PHOENIX -- With his first swing to lead off the bottom of the 10th, D-backs catcher Miguel Montero tried to do too much.
"The first couple of pitches, couple of swings, it was typical -- swinging pretty hard at it trying to launch one," Montero said.
With the count 1-2, he went into defensive mode at the plate, just trying to make contact and put the ball in play.
So, naturally, that was when he ended up launching one -- a towering home run to right that led the D-backs to a 5-4 walk-off win over the Rockies on Wednesday night at Chase Field.
"I was trying to do a little too much on the first couple of swings, and the third one was the charm," Montero said. "It's a funny game."

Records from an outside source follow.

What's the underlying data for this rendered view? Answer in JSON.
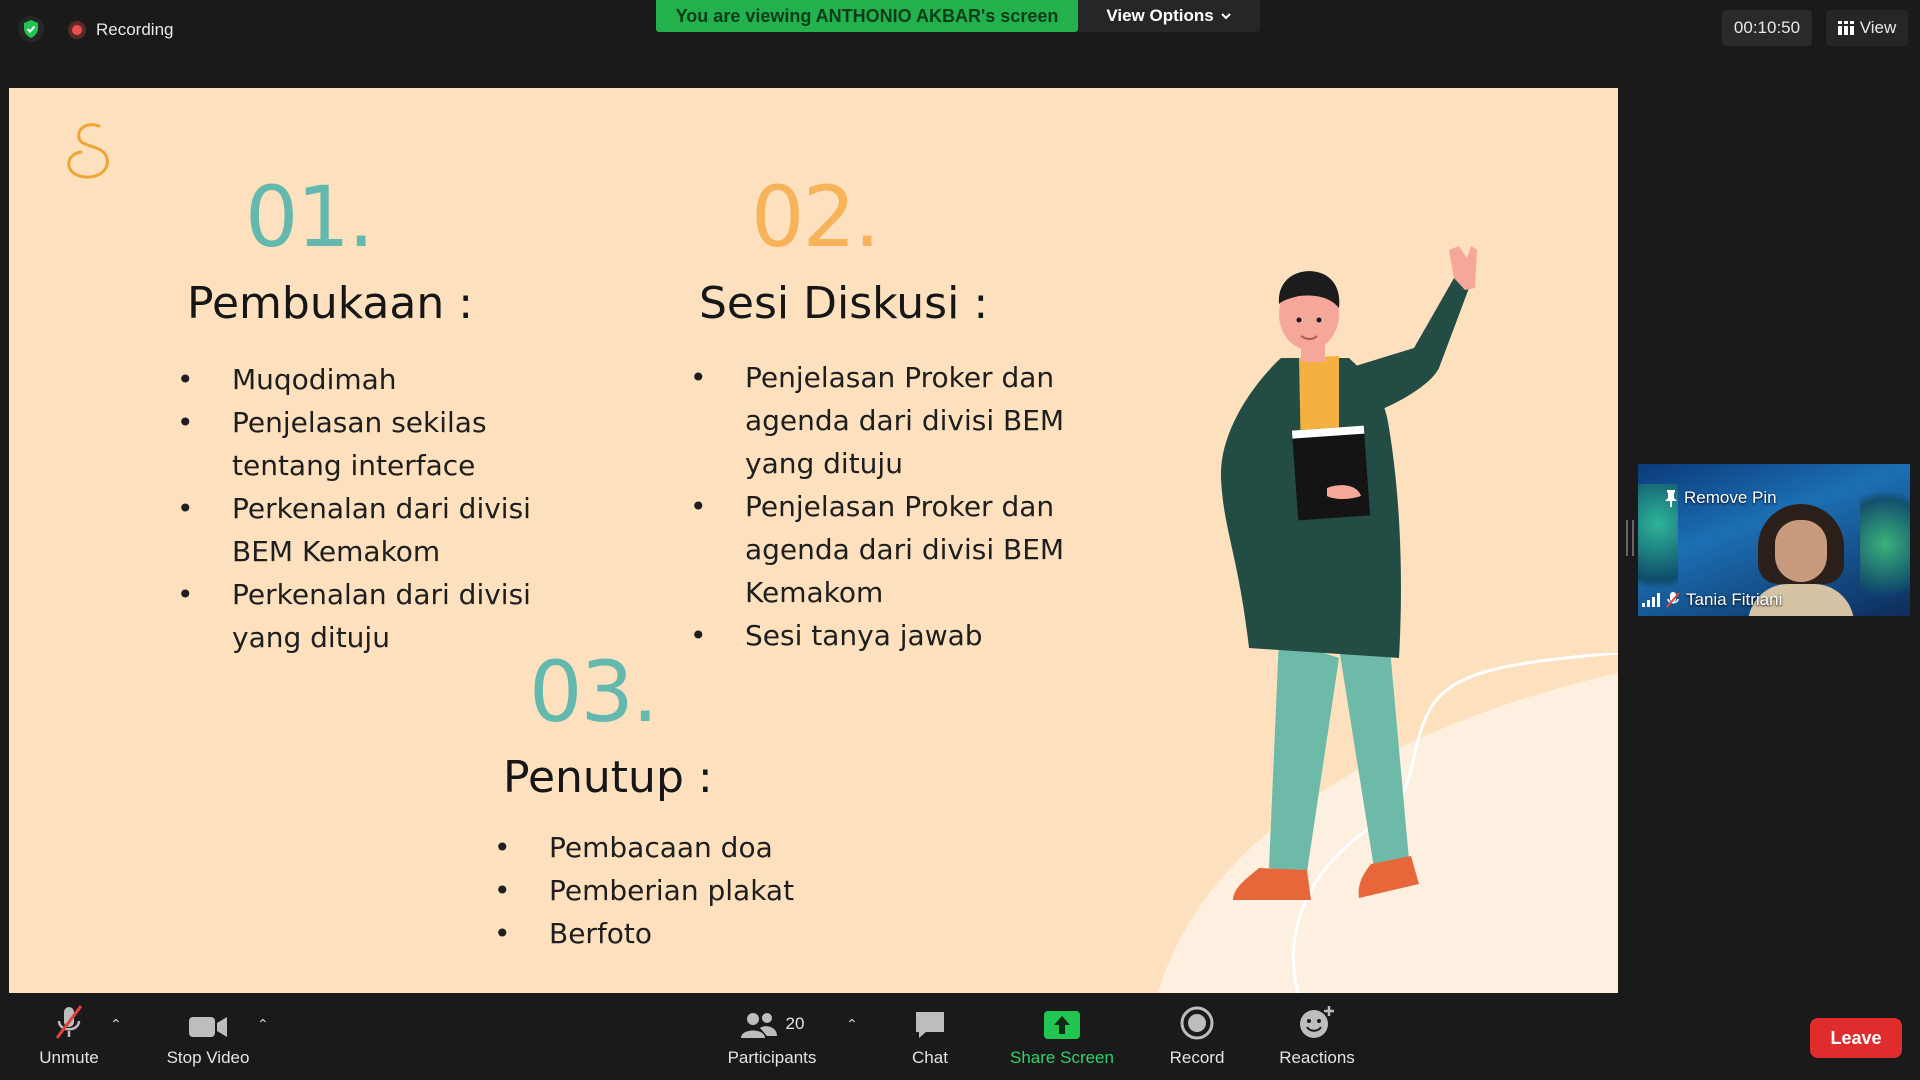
{
  "topbar": {
    "recording_label": "Recording",
    "viewing_banner": "You are viewing ANTHONIO AKBAR's screen",
    "view_options_label": "View Options",
    "timer": "00:10:50",
    "view_label": "View"
  },
  "slide": {
    "sections": [
      {
        "number": "01.",
        "heading": "Pembukaan :",
        "items": [
          "Muqodimah",
          "Penjelasan sekilas tentang interface",
          "Perkenalan dari divisi BEM Kemakom",
          "Perkenalan dari divisi yang dituju"
        ],
        "item_lines": [
          [
            "Muqodimah"
          ],
          [
            "Penjelasan sekilas",
            "tentang interface"
          ],
          [
            "Perkenalan dari divisi",
            "BEM Kemakom"
          ],
          [
            "Perkenalan dari divisi",
            "yang dituju"
          ]
        ]
      },
      {
        "number": "02.",
        "heading": "Sesi Diskusi :",
        "items": [
          "Penjelasan Proker dan agenda dari divisi BEM yang dituju",
          "Penjelasan Proker dan agenda dari divisi BEM Kemakom",
          "Sesi tanya jawab"
        ],
        "item_lines": [
          [
            "Penjelasan Proker dan",
            "agenda dari divisi BEM",
            "yang dituju"
          ],
          [
            "Penjelasan Proker dan",
            "agenda dari divisi BEM",
            "Kemakom"
          ],
          [
            "Sesi tanya jawab"
          ]
        ]
      },
      {
        "number": "03.",
        "heading": "Penutup :",
        "items": [
          "Pembacaan doa",
          "Pemberian plakat",
          "Berfoto"
        ],
        "item_lines": [
          [
            "Pembacaan doa"
          ],
          [
            "Pemberian plakat"
          ],
          [
            "Berfoto"
          ]
        ]
      }
    ],
    "colors": {
      "background": "#fde0bd",
      "teal": "#63b9ad",
      "orange": "#f7b35a"
    }
  },
  "video_tile": {
    "remove_pin_label": "Remove Pin",
    "participant_name": "Tania Fitriani"
  },
  "toolbar": {
    "unmute_label": "Unmute",
    "stop_video_label": "Stop Video",
    "participants_label": "Participants",
    "participants_count": "20",
    "chat_label": "Chat",
    "share_screen_label": "Share Screen",
    "record_label": "Record",
    "reactions_label": "Reactions",
    "leave_label": "Leave"
  },
  "colors": {
    "share_green": "#22b14c",
    "leave_red": "#e02c2c"
  }
}
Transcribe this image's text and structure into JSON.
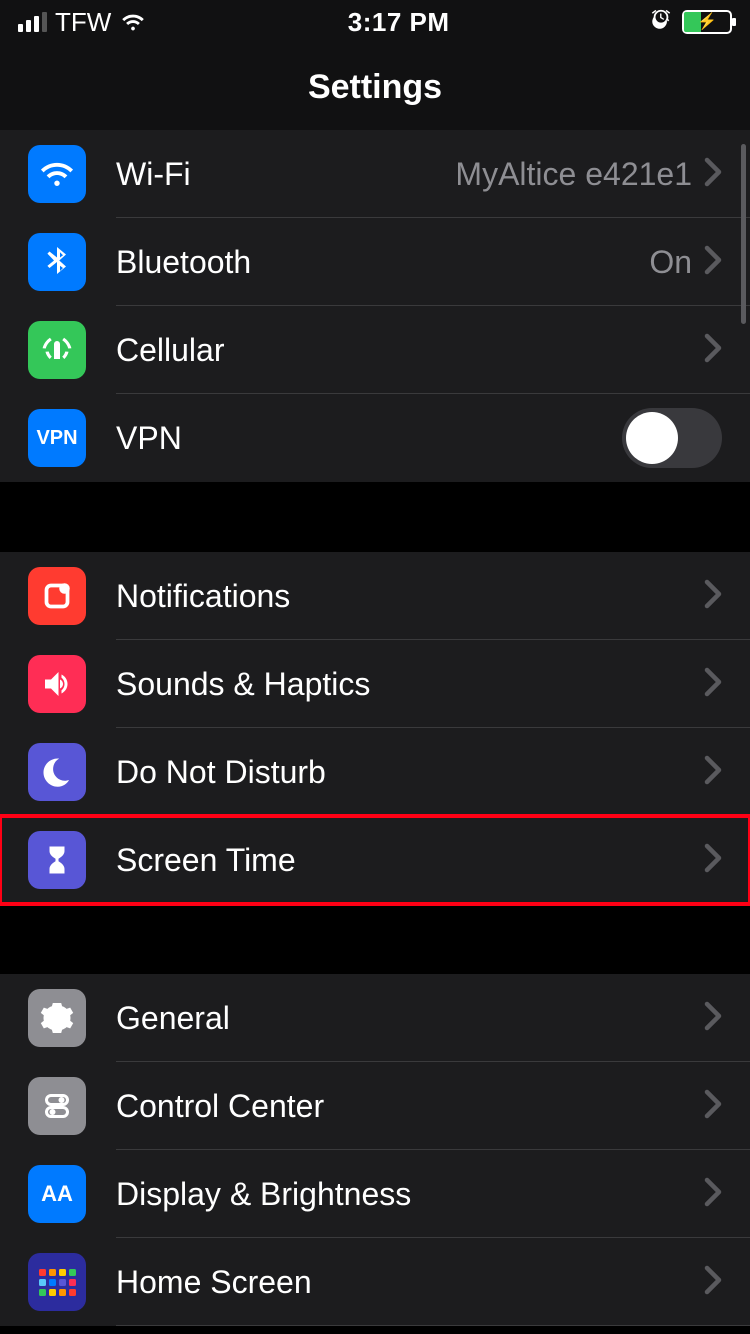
{
  "statusBar": {
    "carrier": "TFW",
    "time": "3:17 PM"
  },
  "header": {
    "title": "Settings"
  },
  "groups": [
    {
      "rows": [
        {
          "label": "Wi-Fi",
          "value": "MyAltice e421e1"
        },
        {
          "label": "Bluetooth",
          "value": "On"
        },
        {
          "label": "Cellular"
        },
        {
          "label": "VPN",
          "toggleOn": false,
          "iconText": "VPN"
        }
      ]
    },
    {
      "rows": [
        {
          "label": "Notifications"
        },
        {
          "label": "Sounds & Haptics"
        },
        {
          "label": "Do Not Disturb"
        },
        {
          "label": "Screen Time",
          "highlighted": true
        }
      ]
    },
    {
      "rows": [
        {
          "label": "General"
        },
        {
          "label": "Control Center"
        },
        {
          "label": "Display & Brightness",
          "iconText": "AA"
        },
        {
          "label": "Home Screen"
        }
      ]
    }
  ]
}
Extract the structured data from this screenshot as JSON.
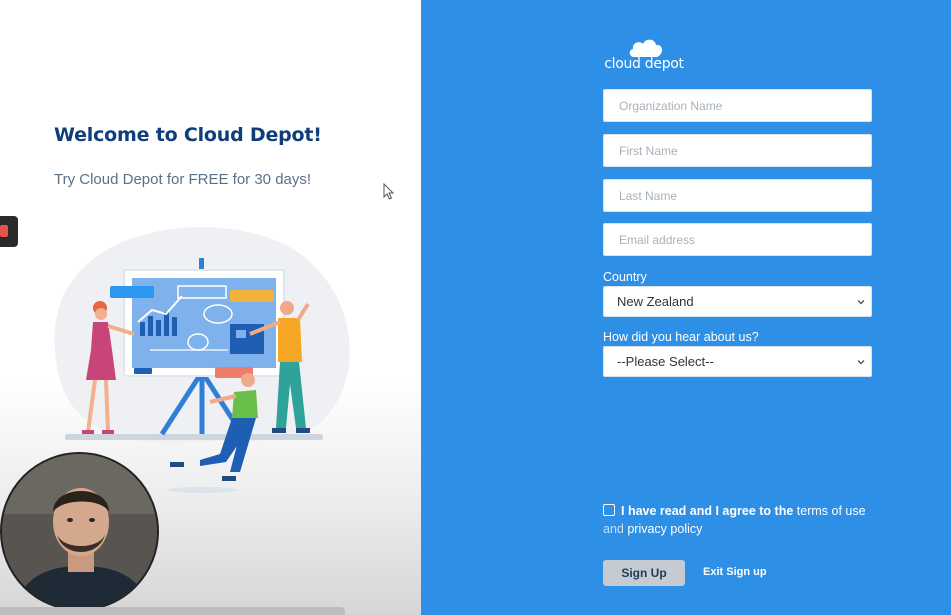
{
  "welcome": {
    "title": "Welcome to Cloud Depot!",
    "subtitle": "Try Cloud Depot for FREE for 30 days!"
  },
  "brand": {
    "logo_text": "cloud depot",
    "panel_color": "#2d8fe6",
    "title_color": "#0f3f7a"
  },
  "form": {
    "organization_placeholder": "Organization Name",
    "first_name_placeholder": "First Name",
    "last_name_placeholder": "Last Name",
    "email_placeholder": "Email address",
    "country_label": "Country",
    "country_value": "New Zealand",
    "hear_label": "How did you hear about us?",
    "hear_value": "--Please Select--",
    "agree_prefix": "I have read and I agree to the",
    "terms_link": "terms of use",
    "and_text": "and",
    "privacy_link": "privacy policy",
    "signup_label": "Sign Up",
    "exit_label": "Exit Sign up"
  },
  "icons": {
    "logo": "cloud-icon",
    "select_arrow": "chevron-down-icon",
    "pointer": "mouse-cursor-icon"
  }
}
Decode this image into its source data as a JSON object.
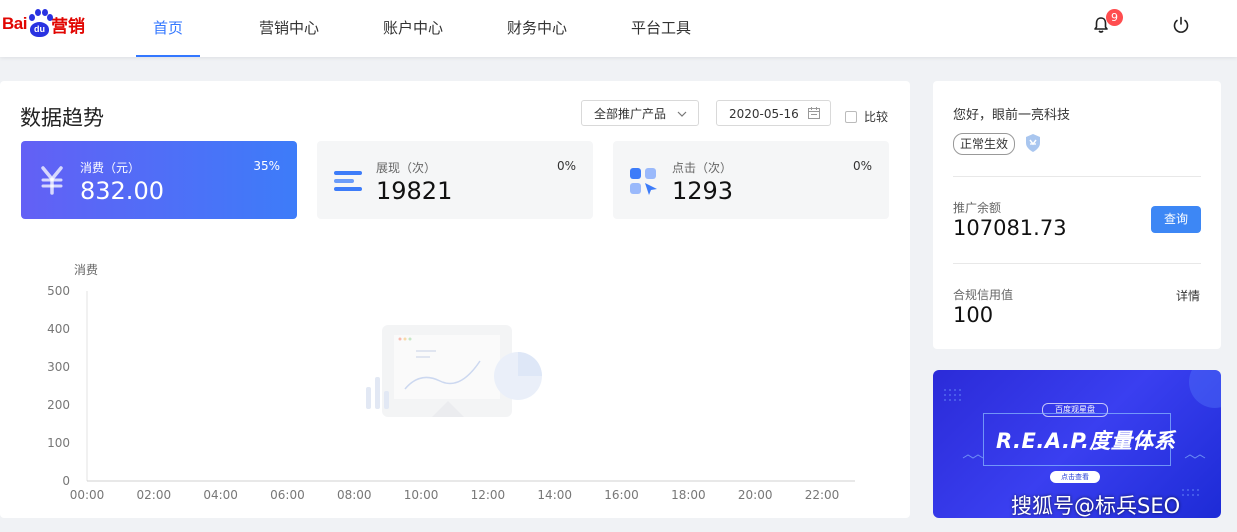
{
  "brand": {
    "logo_bai": "Bai",
    "logo_du": "du",
    "logo_cn": "营销"
  },
  "nav": {
    "items": [
      {
        "label": "首页",
        "active": true
      },
      {
        "label": "营销中心",
        "active": false
      },
      {
        "label": "账户中心",
        "active": false
      },
      {
        "label": "财务中心",
        "active": false
      },
      {
        "label": "平台工具",
        "active": false
      }
    ]
  },
  "header": {
    "notification_count": "9",
    "icons": [
      "bell-icon",
      "power-icon"
    ]
  },
  "trend": {
    "title": "数据趋势",
    "product_select": "全部推广产品",
    "date": "2020-05-16",
    "compare_label": "比较",
    "compare_checked": false
  },
  "cards": [
    {
      "label": "消费（元）",
      "value": "832.00",
      "percent": "35%",
      "icon": "yen-icon"
    },
    {
      "label": "展现（次）",
      "value": "19821",
      "percent": "0%",
      "icon": "list-icon"
    },
    {
      "label": "点击（次）",
      "value": "1293",
      "percent": "0%",
      "icon": "click-icon"
    }
  ],
  "chart_data": {
    "type": "line",
    "ylabel": "消费",
    "ylim": [
      0,
      500
    ],
    "yticks": [
      "0",
      "100",
      "200",
      "300",
      "400",
      "500"
    ],
    "categories": [
      "00:00",
      "02:00",
      "04:00",
      "06:00",
      "08:00",
      "10:00",
      "12:00",
      "14:00",
      "16:00",
      "18:00",
      "20:00",
      "22:00"
    ],
    "series": [],
    "grid": false
  },
  "account": {
    "greeting": "您好，眼前一亮科技",
    "status_tag": "正常生效",
    "balance_label": "推广余额",
    "balance_value": "107081.73",
    "query_button": "查询",
    "credit_label": "合规信用值",
    "credit_value": "100",
    "detail_link": "详情"
  },
  "banner": {
    "small_title": "百度观星盘",
    "headline": "R.E.A.P.度量体系",
    "cta": "点击查看",
    "watermark": "搜狐号@标兵SEO"
  },
  "colors": {
    "accent": "#3377ff",
    "card_gradient_start": "#6360f5",
    "card_gradient_end": "#3d7cf9",
    "badge": "#ff4d4f",
    "brand_red": "#e10602",
    "brand_blue": "#2932e1"
  }
}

Forgive Montero for not realizing that there were only two swings and not three, because there haven't been many laughs at Chase Field this year, as the D-backs won for just the third time in 18 home games.
This one felt good, and not just because it snapped a four-game losing streak, but because it seemed so improbable.
The D-backs' offense could do little with Rockies starter Jordan Lyles, who held Arizona to one hit through five innings.
Meanwhile, the Rockies were building a 4-0 lead against Josh Collmenter, and though that seemed like it would be enough, manager Walt Weiss knew better.
"I felt like we needed to add on," Weiss said. "Collmenter did a good job of settling in and keeping us there. [Trevor] Cahill came in and did a good job. I felt like we needed to tack on a few there."
Still the Rockies carried a 4-2 lead into the ninth inning.
In fact, they held that lead with two outs, a runner on first and an 0-2 count on pinch-hitter Chris Owings.
But Rex Brothers could not put away Owings, who lined a double to right to put runners on second and third. Brothers loaded the bases when he hit Gerardo Parra with a pitch.
Yet again the Rockies were in control when Brothers got ahead of Martin Prado 0-2.
"I just went to home plate with the plan that I had the whole game -- just thinking about that at-bat," Prado said. "I wasn't thinking about the last four at-bats that I had. It was me just thinking this is going to be my last at-bat. I was just going there trying to find a good pitch to hit. He threw me a fastball down the middle and I took it. He made a good pitch after that and I fouled it off. He threw a slider, and fortunately for me, I could handle that pitch."
Indeed, Prado laced it back up the middle to score a pair of runs and tie the game.
"That was the game right there, the ninth-inning rally," Montero said. "We had probably three guys with two strikes and they battled and they got the hits. Parra got the hit-by-pitch, it was a tough at-bat against a lefty and Martin, an 0-2 count and he put a good swing on it and back through the middle. So that was pretty much the game right there."
But there was still work to be done, and it looked like trouble for the D-backs when pinch-hitter Corey Dickerson blooped a double to left to open the 10th against closer Addison Reed.
A sacrifice bunt moved Dickerson to third, but Reed struck out Drew Stubbs and got Carlos Gonzalez to line out to center to end the threat.
Though it was Montero that came up with the game-winner, it was Prado that everyone felt the best for in the clubhouse.
Prado has not had a great month at the plate, and he has put so much pressure on himself to do well that manager Kirk Gibson and some of his teammates have encouraged Prado to take it easy.
"I feel like in situations like that, everybody in this locker room needs me in that moment, so I'm trying to do the best that I can to make the pitcher have a tough time," Prado said of his mindset going into the ninth-inning at-bat. "When you give the pitcher a tough time, they know that and your teammates respect that. I hope they respect that every time I go there, I want to step up for my team."
Wednesday he did just that.
Steve Gilbert is a reporter for MLB.com. Read his blog, Inside the D-backs, and follow him on Twitter @SteveGilbertMLB. This story was not subject to the approval of Major League Baseball or its clubs.